§ WORK ORDER:
May I please have every record restated word for word, with the images left out?

Dataset rows describing interfaces
=== Section Start ===

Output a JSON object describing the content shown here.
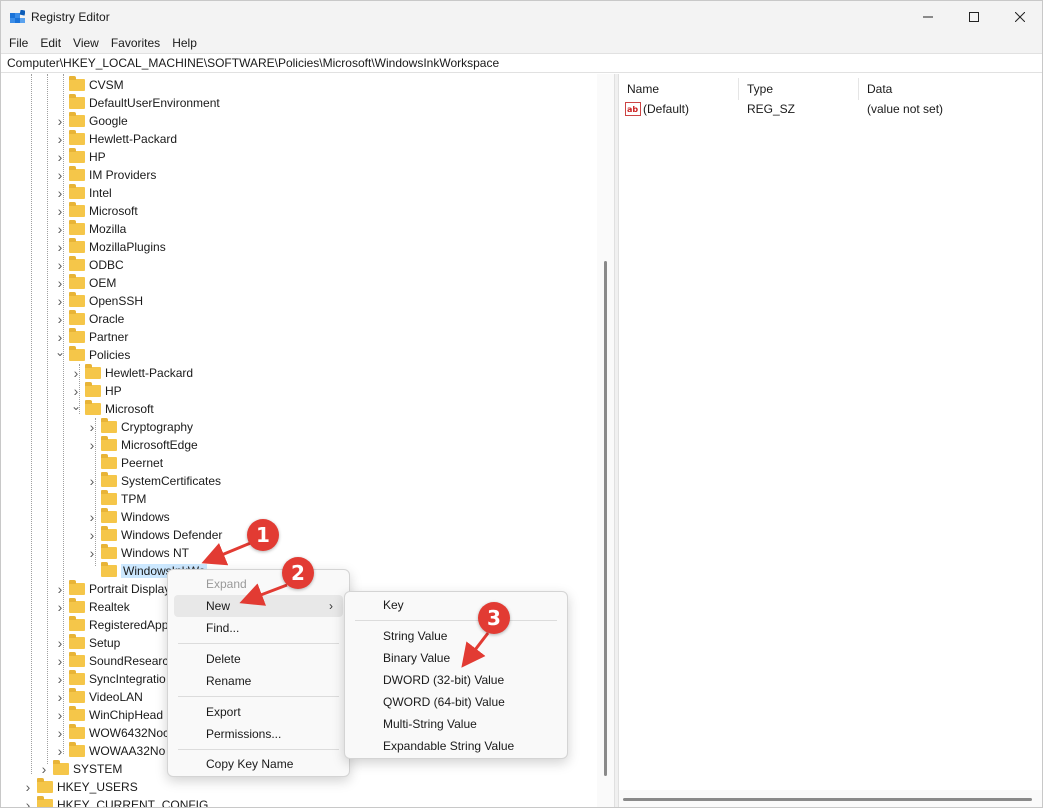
{
  "window": {
    "title": "Registry Editor",
    "minimize_label": "—",
    "maximize_label": "☐",
    "close_label": "✕"
  },
  "menu": [
    "File",
    "Edit",
    "View",
    "Favorites",
    "Help"
  ],
  "address": "Computer\\HKEY_LOCAL_MACHINE\\SOFTWARE\\Policies\\Microsoft\\WindowsInkWorkspace",
  "tree": {
    "items": [
      {
        "label": "CVSM",
        "expander": "none"
      },
      {
        "label": "DefaultUserEnvironment",
        "expander": "none"
      },
      {
        "label": "Google",
        "expander": "collapsed"
      },
      {
        "label": "Hewlett-Packard",
        "expander": "collapsed"
      },
      {
        "label": "HP",
        "expander": "collapsed"
      },
      {
        "label": "IM Providers",
        "expander": "collapsed"
      },
      {
        "label": "Intel",
        "expander": "collapsed"
      },
      {
        "label": "Microsoft",
        "expander": "collapsed"
      },
      {
        "label": "Mozilla",
        "expander": "collapsed"
      },
      {
        "label": "MozillaPlugins",
        "expander": "collapsed"
      },
      {
        "label": "ODBC",
        "expander": "collapsed"
      },
      {
        "label": "OEM",
        "expander": "collapsed"
      },
      {
        "label": "OpenSSH",
        "expander": "collapsed"
      },
      {
        "label": "Oracle",
        "expander": "collapsed"
      },
      {
        "label": "Partner",
        "expander": "collapsed"
      },
      {
        "label": "Policies",
        "expander": "expanded"
      },
      {
        "label": "Hewlett-Packard",
        "expander": "collapsed"
      },
      {
        "label": "HP",
        "expander": "collapsed"
      },
      {
        "label": "Microsoft",
        "expander": "expanded"
      },
      {
        "label": "Cryptography",
        "expander": "collapsed"
      },
      {
        "label": "MicrosoftEdge",
        "expander": "collapsed"
      },
      {
        "label": "Peernet",
        "expander": "none"
      },
      {
        "label": "SystemCertificates",
        "expander": "collapsed"
      },
      {
        "label": "TPM",
        "expander": "none"
      },
      {
        "label": "Windows",
        "expander": "collapsed"
      },
      {
        "label": "Windows Defender",
        "expander": "collapsed"
      },
      {
        "label": "Windows NT",
        "expander": "collapsed"
      },
      {
        "label": "WindowsInkWo",
        "expander": "none"
      },
      {
        "label": "Portrait Display",
        "expander": "collapsed"
      },
      {
        "label": "Realtek",
        "expander": "collapsed"
      },
      {
        "label": "RegisteredApp",
        "expander": "none"
      },
      {
        "label": "Setup",
        "expander": "collapsed"
      },
      {
        "label": "SoundResearc",
        "expander": "collapsed"
      },
      {
        "label": "SyncIntegratio",
        "expander": "collapsed"
      },
      {
        "label": "VideoLAN",
        "expander": "collapsed"
      },
      {
        "label": "WinChipHead",
        "expander": "collapsed"
      },
      {
        "label": "WOW6432Noc",
        "expander": "collapsed"
      },
      {
        "label": "WOWAA32No",
        "expander": "collapsed"
      },
      {
        "label": "SYSTEM",
        "expander": "collapsed"
      },
      {
        "label": "HKEY_USERS",
        "expander": "collapsed"
      },
      {
        "label": "HKEY_CURRENT_CONFIG",
        "expander": "collapsed"
      }
    ]
  },
  "list": {
    "columns": [
      "Name",
      "Type",
      "Data"
    ],
    "rows": [
      {
        "name": "(Default)",
        "type": "REG_SZ",
        "data": "(value not set)",
        "icon": "string-value-icon"
      }
    ]
  },
  "context_menu": {
    "items": [
      "Expand",
      "New",
      "Find...",
      "Delete",
      "Rename",
      "Export",
      "Permissions...",
      "Copy Key Name"
    ],
    "submenu_arrow": "›"
  },
  "new_submenu": {
    "items": [
      "Key",
      "String Value",
      "Binary Value",
      "DWORD (32-bit) Value",
      "QWORD (64-bit) Value",
      "Multi-String Value",
      "Expandable String Value"
    ]
  },
  "annotations": {
    "badges": [
      "1",
      "2",
      "3"
    ],
    "color": "#e23b33"
  }
}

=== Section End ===

§ OUTPUT FOR THIS TASK:
Output a JSON object describing the content shown here.
{
  "window": {
    "title": "Registry Editor",
    "minimize_label": "—",
    "maximize_label": "☐",
    "close_label": "✕"
  },
  "menu": [
    "File",
    "Edit",
    "View",
    "Favorites",
    "Help"
  ],
  "address": "Computer\\HKEY_LOCAL_MACHINE\\SOFTWARE\\Policies\\Microsoft\\WindowsInkWorkspace",
  "tree": {
    "items": [
      {
        "label": "CVSM",
        "expander": "none"
      },
      {
        "label": "DefaultUserEnvironment",
        "expander": "none"
      },
      {
        "label": "Google",
        "expander": "collapsed"
      },
      {
        "label": "Hewlett-Packard",
        "expander": "collapsed"
      },
      {
        "label": "HP",
        "expander": "collapsed"
      },
      {
        "label": "IM Providers",
        "expander": "collapsed"
      },
      {
        "label": "Intel",
        "expander": "collapsed"
      },
      {
        "label": "Microsoft",
        "expander": "collapsed"
      },
      {
        "label": "Mozilla",
        "expander": "collapsed"
      },
      {
        "label": "MozillaPlugins",
        "expander": "collapsed"
      },
      {
        "label": "ODBC",
        "expander": "collapsed"
      },
      {
        "label": "OEM",
        "expander": "collapsed"
      },
      {
        "label": "OpenSSH",
        "expander": "collapsed"
      },
      {
        "label": "Oracle",
        "expander": "collapsed"
      },
      {
        "label": "Partner",
        "expander": "collapsed"
      },
      {
        "label": "Policies",
        "expander": "expanded"
      },
      {
        "label": "Hewlett-Packard",
        "expander": "collapsed"
      },
      {
        "label": "HP",
        "expander": "collapsed"
      },
      {
        "label": "Microsoft",
        "expander": "expanded"
      },
      {
        "label": "Cryptography",
        "expander": "collapsed"
      },
      {
        "label": "MicrosoftEdge",
        "expander": "collapsed"
      },
      {
        "label": "Peernet",
        "expander": "none"
      },
      {
        "label": "SystemCertificates",
        "expander": "collapsed"
      },
      {
        "label": "TPM",
        "expander": "none"
      },
      {
        "label": "Windows",
        "expander": "collapsed"
      },
      {
        "label": "Windows Defender",
        "expander": "collapsed"
      },
      {
        "label": "Windows NT",
        "expander": "collapsed"
      },
      {
        "label": "WindowsInkWo",
        "expander": "none"
      },
      {
        "label": "Portrait Display",
        "expander": "collapsed"
      },
      {
        "label": "Realtek",
        "expander": "collapsed"
      },
      {
        "label": "RegisteredApp",
        "expander": "none"
      },
      {
        "label": "Setup",
        "expander": "collapsed"
      },
      {
        "label": "SoundResearc",
        "expander": "collapsed"
      },
      {
        "label": "SyncIntegratio",
        "expander": "collapsed"
      },
      {
        "label": "VideoLAN",
        "expander": "collapsed"
      },
      {
        "label": "WinChipHead",
        "expander": "collapsed"
      },
      {
        "label": "WOW6432Noc",
        "expander": "collapsed"
      },
      {
        "label": "WOWAA32No",
        "expander": "collapsed"
      },
      {
        "label": "SYSTEM",
        "expander": "collapsed"
      },
      {
        "label": "HKEY_USERS",
        "expander": "collapsed"
      },
      {
        "label": "HKEY_CURRENT_CONFIG",
        "expander": "collapsed"
      }
    ]
  },
  "list": {
    "columns": [
      "Name",
      "Type",
      "Data"
    ],
    "rows": [
      {
        "name": "(Default)",
        "type": "REG_SZ",
        "data": "(value not set)",
        "icon": "string-value-icon"
      }
    ]
  },
  "context_menu": {
    "items": [
      "Expand",
      "New",
      "Find...",
      "Delete",
      "Rename",
      "Export",
      "Permissions...",
      "Copy Key Name"
    ],
    "submenu_arrow": "›"
  },
  "new_submenu": {
    "items": [
      "Key",
      "String Value",
      "Binary Value",
      "DWORD (32-bit) Value",
      "QWORD (64-bit) Value",
      "Multi-String Value",
      "Expandable String Value"
    ]
  },
  "annotations": {
    "badges": [
      "1",
      "2",
      "3"
    ],
    "color": "#e23b33"
  }
}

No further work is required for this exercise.